[Problem to solve] Please tally how many lines in the entries below include the word "annotation", giving only the number.

App and web page records:
···

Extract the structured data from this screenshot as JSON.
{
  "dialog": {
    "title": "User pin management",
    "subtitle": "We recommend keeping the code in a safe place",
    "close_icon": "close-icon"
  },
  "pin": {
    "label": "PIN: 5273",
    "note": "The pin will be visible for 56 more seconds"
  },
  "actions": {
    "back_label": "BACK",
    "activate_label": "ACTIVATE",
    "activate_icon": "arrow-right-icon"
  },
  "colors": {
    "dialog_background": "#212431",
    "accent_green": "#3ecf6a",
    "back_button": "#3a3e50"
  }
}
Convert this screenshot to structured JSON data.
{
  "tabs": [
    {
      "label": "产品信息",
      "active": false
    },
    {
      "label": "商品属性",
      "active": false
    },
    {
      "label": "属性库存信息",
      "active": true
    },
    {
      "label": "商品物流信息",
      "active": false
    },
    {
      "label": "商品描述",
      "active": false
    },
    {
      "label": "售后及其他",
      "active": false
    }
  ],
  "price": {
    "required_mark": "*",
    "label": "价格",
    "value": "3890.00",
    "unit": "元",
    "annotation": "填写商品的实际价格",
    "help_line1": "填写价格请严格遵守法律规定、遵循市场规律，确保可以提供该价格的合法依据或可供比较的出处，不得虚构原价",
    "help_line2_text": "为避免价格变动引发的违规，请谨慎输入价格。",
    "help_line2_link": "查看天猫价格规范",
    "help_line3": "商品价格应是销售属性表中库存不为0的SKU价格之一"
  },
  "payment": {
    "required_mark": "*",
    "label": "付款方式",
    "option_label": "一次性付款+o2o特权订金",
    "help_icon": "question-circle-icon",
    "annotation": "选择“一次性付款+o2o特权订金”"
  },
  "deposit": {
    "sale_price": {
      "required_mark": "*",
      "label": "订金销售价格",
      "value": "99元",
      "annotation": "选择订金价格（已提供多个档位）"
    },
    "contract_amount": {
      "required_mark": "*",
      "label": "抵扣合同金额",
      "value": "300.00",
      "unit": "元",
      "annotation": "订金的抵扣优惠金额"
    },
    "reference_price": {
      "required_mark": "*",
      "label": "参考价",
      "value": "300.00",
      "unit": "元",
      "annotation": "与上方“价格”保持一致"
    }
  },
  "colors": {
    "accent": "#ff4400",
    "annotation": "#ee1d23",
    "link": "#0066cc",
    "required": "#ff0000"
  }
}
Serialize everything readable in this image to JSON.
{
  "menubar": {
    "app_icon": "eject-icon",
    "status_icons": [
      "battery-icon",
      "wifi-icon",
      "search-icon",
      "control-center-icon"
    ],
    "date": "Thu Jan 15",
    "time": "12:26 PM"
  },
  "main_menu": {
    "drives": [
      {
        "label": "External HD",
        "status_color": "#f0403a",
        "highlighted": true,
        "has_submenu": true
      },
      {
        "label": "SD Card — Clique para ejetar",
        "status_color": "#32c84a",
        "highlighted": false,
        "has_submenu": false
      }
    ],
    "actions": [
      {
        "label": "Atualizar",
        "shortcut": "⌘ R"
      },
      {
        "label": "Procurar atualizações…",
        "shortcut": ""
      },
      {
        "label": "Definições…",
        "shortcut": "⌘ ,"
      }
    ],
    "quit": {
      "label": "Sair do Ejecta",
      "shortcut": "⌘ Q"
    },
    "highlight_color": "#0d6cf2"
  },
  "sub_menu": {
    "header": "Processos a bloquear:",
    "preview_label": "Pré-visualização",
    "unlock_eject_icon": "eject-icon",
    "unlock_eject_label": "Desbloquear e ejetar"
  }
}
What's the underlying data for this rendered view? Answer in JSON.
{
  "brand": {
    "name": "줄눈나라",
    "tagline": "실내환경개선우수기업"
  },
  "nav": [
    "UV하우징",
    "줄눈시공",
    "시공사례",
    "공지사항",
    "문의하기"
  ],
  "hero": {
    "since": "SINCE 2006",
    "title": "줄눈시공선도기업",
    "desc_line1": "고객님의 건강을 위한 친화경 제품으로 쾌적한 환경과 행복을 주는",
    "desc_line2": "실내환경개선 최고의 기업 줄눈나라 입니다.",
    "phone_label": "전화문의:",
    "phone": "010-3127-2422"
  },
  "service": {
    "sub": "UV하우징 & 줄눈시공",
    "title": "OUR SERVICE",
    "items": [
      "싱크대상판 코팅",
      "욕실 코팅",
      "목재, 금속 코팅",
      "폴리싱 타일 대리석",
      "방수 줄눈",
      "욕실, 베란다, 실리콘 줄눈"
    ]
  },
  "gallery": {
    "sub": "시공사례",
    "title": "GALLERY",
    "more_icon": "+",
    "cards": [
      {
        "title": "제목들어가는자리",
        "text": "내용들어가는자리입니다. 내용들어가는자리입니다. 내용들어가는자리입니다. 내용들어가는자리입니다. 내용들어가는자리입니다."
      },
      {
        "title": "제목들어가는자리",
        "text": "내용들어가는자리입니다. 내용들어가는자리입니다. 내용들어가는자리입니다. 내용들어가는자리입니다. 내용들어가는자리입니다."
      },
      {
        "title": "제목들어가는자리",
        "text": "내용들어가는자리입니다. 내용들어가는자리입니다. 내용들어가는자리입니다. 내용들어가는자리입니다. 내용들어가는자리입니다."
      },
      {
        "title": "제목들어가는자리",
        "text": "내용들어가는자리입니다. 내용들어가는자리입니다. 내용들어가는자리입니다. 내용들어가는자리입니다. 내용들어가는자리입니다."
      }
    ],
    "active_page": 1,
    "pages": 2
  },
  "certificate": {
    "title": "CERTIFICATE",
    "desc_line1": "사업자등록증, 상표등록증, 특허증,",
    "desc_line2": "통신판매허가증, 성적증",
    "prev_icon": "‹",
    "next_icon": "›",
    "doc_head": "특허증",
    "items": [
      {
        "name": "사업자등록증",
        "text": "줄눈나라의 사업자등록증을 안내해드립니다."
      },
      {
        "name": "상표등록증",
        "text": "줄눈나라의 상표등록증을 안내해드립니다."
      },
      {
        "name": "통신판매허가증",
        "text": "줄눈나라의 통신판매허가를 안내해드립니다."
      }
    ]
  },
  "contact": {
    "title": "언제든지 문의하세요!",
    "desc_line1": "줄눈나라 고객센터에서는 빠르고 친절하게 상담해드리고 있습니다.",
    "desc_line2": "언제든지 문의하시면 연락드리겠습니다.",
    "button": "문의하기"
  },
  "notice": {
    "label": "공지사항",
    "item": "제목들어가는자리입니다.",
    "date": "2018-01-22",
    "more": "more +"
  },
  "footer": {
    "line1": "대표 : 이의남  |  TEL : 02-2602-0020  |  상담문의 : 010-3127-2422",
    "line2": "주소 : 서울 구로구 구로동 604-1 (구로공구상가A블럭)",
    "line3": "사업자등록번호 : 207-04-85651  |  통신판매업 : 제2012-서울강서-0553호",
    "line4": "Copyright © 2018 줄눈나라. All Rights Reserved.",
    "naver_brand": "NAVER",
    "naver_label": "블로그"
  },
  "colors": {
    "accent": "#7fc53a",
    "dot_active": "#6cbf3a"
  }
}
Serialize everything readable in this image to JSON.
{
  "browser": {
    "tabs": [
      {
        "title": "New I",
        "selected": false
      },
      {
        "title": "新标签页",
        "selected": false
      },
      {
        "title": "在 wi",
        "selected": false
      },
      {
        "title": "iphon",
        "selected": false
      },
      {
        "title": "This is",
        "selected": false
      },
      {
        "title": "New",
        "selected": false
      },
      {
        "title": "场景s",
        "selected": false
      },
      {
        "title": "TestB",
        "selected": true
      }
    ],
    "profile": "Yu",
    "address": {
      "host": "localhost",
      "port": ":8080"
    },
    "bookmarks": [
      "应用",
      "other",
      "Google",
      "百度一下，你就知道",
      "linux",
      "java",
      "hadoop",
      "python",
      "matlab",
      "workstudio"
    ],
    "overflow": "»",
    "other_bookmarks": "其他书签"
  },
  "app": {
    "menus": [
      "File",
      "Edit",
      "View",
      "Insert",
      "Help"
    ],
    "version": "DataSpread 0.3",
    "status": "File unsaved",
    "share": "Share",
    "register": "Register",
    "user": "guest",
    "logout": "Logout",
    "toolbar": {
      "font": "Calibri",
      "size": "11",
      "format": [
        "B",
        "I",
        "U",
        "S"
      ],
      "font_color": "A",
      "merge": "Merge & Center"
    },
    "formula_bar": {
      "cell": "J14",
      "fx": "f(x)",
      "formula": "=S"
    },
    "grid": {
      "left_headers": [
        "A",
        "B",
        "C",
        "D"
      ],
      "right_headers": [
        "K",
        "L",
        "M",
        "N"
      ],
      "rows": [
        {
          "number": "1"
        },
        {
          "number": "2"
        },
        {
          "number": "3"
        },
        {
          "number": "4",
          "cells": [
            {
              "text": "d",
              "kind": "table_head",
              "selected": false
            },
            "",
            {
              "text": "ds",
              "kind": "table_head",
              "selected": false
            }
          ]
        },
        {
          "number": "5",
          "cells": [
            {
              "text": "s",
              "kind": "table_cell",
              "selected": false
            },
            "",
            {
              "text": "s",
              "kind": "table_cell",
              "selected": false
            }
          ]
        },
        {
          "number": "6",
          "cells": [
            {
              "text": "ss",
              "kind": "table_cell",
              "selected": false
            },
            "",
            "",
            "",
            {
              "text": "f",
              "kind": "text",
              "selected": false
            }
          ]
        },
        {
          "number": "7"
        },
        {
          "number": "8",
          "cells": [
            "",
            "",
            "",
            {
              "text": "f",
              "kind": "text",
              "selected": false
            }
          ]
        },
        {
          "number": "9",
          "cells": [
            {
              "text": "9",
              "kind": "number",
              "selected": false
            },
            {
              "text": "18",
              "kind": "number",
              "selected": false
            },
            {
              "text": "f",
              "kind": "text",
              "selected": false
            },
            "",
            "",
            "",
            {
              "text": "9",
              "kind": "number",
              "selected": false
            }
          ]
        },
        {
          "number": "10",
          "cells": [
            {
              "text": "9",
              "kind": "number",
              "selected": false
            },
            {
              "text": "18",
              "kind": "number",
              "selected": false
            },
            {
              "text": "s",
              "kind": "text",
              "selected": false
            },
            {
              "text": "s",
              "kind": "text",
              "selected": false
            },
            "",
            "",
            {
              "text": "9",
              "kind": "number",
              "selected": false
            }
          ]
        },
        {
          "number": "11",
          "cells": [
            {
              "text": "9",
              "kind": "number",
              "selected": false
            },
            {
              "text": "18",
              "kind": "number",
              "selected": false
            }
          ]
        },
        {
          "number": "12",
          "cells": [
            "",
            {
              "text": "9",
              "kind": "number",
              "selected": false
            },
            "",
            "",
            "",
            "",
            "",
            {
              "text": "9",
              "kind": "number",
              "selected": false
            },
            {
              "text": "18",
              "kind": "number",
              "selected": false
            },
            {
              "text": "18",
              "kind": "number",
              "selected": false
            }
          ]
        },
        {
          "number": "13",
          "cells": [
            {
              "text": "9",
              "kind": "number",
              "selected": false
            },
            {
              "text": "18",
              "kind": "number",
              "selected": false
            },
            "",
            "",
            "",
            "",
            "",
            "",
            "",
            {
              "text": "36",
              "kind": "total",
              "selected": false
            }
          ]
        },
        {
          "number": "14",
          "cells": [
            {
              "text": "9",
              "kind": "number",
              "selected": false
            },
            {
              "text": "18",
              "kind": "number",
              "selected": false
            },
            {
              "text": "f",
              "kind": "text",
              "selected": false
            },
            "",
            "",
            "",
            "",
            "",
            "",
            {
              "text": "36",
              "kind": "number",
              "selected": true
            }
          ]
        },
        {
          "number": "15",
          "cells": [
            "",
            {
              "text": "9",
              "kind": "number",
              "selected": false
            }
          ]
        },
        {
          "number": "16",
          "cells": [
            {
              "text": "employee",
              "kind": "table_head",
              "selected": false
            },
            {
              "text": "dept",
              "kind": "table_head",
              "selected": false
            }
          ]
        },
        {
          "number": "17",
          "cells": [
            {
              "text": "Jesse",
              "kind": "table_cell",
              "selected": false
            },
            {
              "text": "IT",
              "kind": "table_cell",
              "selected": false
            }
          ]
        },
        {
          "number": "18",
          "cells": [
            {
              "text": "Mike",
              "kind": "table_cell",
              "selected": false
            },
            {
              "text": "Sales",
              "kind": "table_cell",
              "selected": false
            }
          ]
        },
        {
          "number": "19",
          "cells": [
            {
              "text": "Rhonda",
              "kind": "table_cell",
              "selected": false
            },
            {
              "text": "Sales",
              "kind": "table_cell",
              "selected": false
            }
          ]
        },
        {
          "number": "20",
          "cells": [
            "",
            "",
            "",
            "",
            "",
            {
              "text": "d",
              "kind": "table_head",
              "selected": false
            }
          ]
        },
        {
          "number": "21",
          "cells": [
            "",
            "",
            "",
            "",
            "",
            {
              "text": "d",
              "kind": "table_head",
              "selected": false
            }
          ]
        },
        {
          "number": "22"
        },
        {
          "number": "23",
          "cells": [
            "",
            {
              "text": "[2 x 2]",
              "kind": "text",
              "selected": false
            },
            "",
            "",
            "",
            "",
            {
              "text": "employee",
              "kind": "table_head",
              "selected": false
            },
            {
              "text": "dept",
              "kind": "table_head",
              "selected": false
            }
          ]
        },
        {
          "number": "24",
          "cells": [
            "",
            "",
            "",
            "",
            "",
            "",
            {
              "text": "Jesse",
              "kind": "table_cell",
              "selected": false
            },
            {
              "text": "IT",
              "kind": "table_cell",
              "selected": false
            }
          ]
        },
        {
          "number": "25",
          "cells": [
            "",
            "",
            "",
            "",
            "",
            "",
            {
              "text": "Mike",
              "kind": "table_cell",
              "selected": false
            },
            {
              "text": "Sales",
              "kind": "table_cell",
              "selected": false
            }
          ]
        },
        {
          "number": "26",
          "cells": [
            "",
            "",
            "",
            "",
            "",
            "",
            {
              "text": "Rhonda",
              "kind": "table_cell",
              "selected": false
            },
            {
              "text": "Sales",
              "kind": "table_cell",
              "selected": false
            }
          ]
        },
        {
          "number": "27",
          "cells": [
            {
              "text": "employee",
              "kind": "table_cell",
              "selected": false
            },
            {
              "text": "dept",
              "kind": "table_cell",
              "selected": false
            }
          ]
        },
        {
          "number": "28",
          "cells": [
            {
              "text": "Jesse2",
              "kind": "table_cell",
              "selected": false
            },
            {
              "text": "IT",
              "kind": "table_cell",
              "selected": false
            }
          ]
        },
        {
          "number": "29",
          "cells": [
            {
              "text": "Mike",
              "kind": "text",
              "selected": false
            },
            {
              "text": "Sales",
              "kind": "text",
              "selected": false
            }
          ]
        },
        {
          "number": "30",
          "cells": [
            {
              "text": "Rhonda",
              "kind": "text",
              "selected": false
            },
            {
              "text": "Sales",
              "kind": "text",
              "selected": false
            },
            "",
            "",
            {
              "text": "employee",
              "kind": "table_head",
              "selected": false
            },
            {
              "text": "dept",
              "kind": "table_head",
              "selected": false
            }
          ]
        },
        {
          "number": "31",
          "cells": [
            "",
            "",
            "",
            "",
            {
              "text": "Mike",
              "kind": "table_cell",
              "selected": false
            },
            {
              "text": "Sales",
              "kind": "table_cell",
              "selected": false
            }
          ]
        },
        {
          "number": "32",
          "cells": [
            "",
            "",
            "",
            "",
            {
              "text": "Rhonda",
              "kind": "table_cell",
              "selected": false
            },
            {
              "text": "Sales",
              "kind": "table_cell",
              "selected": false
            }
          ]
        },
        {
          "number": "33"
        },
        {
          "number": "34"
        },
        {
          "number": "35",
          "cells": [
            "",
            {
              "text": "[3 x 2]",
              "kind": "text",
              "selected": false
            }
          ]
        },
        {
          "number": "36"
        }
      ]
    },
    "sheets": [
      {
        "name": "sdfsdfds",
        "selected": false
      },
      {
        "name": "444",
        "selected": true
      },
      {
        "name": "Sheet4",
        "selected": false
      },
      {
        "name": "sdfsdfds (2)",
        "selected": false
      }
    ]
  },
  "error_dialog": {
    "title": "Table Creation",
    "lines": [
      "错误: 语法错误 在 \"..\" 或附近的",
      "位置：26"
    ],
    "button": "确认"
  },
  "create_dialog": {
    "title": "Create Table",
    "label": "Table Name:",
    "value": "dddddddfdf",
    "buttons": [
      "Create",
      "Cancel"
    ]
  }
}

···

[Written answer] 6